May is Moving Month. BBB together with the Canadian Association of Movers (CAM) is joining together this month to provide consumers with information on how to make their next move smooth and safe.
“Moving can be one of the most stressful events in one’s life,” says Rosalind Scott, president and CEO of BBB serving Vancouver Island. “Add in a public health crisis and this stress can seem monumental and overwhelming.”
“The spring months are typically the busiest time for moving,” says Scott. “That’s why we are proudly working in partnership with the Canadian Association of Movers to get the word out about how to hire a reputable mover that will deliver your household goods under the terms as outlined. Unfortunately, there are unscrupulous operators that are ready to take advantage of consumers who are under stress. Before your hire anyone be sure to take your time to find a company with a solid reputation.”

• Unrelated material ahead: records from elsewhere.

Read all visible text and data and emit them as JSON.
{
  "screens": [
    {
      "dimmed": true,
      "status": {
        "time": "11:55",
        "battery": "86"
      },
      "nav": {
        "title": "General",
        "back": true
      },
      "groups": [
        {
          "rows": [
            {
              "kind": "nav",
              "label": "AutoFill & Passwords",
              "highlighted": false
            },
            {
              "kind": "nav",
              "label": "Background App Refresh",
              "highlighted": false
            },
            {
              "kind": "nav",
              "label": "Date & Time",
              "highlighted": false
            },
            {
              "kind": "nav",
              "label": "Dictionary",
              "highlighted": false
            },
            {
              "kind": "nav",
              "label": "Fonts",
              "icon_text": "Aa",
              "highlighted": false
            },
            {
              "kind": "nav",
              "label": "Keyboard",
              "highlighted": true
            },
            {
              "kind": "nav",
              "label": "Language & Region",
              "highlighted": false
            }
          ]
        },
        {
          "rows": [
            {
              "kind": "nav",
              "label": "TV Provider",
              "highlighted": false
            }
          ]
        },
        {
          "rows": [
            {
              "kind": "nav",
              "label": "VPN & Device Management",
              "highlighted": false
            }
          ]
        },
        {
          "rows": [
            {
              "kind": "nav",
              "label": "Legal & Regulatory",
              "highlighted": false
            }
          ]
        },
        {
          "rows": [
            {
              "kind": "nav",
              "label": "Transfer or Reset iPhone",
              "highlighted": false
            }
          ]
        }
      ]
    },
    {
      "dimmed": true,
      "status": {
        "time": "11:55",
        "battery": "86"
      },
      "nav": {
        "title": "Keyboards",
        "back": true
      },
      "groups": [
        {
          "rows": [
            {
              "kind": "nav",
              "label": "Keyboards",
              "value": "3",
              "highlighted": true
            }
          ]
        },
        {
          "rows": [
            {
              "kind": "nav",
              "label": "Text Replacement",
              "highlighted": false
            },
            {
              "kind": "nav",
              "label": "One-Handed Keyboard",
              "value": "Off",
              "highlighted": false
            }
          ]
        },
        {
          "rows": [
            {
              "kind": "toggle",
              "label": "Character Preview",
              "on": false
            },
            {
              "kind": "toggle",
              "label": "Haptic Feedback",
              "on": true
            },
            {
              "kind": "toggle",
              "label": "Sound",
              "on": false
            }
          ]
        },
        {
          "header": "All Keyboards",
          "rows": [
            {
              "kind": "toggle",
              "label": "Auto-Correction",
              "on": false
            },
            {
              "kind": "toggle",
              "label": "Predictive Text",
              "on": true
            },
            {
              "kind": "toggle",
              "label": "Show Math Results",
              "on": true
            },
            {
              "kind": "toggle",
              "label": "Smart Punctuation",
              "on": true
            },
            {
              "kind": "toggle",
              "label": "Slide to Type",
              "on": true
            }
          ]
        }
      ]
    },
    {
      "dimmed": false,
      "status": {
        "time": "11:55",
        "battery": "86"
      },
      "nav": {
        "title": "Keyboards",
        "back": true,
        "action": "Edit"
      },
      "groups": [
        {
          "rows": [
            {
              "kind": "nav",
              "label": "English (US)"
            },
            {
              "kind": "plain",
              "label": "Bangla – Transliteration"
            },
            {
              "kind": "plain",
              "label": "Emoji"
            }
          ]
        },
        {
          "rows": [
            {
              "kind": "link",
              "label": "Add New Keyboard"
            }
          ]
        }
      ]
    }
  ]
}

Nancy Irvine, president of the Canadian Association of Movers says the key to a less stressful move is research.
“We urge consumers to do their due diligence before hiring a mover,” says Irvine. “When trusting all your belongings to someone, it’s worth doing the background work to avoid future heartache. The pandemic dictates that everyone considering a move this spring take extra precautions in terms of health and safety.”
CAM has developed this help sheet to assist consumers:
Help Sheet: How to Pack Up Your House and Move Safely During Coronavirus
BBB and CAM also encourage consumers to be mindful of these moving misfortunes.
Fly-by-night movers: Movers show up in an unmarked rental truck rather than a clearly marked company-owned fleet truck and take off with your possessions. Only when you have arrived at your new residence do you discover your things didn’t make the journey with you. Most professional movers wear uniforms, undergo background checks and will provide an order number for tracking purposes.
Holding your belongings hostage: The move seems to be going smoothly, until you arrive at your new home and the movers demand more money before releasing your things from storage.
Conniving Contractors: Movers who try and gain the trust of clients and persuade them that there is no need for a written contract. If something goes wrong during the move, the contractor denies all responsibility, leaving you on the hook for costs and damages. Or, the contractor demands more money, claiming the higher price was verbally agreed to before moving.
What can you do to protect yourself from becoming a victim of a moving fraud?
When searching for the right mover be sure to check out the company’s rating with BBB and standing with CAM. BBB and CAM provide trustworthy and relevant information about moving companies and contractors. BBB Business Profiles also contain complaint history, verified customer reviews, contact information and other important information about businesses in your region.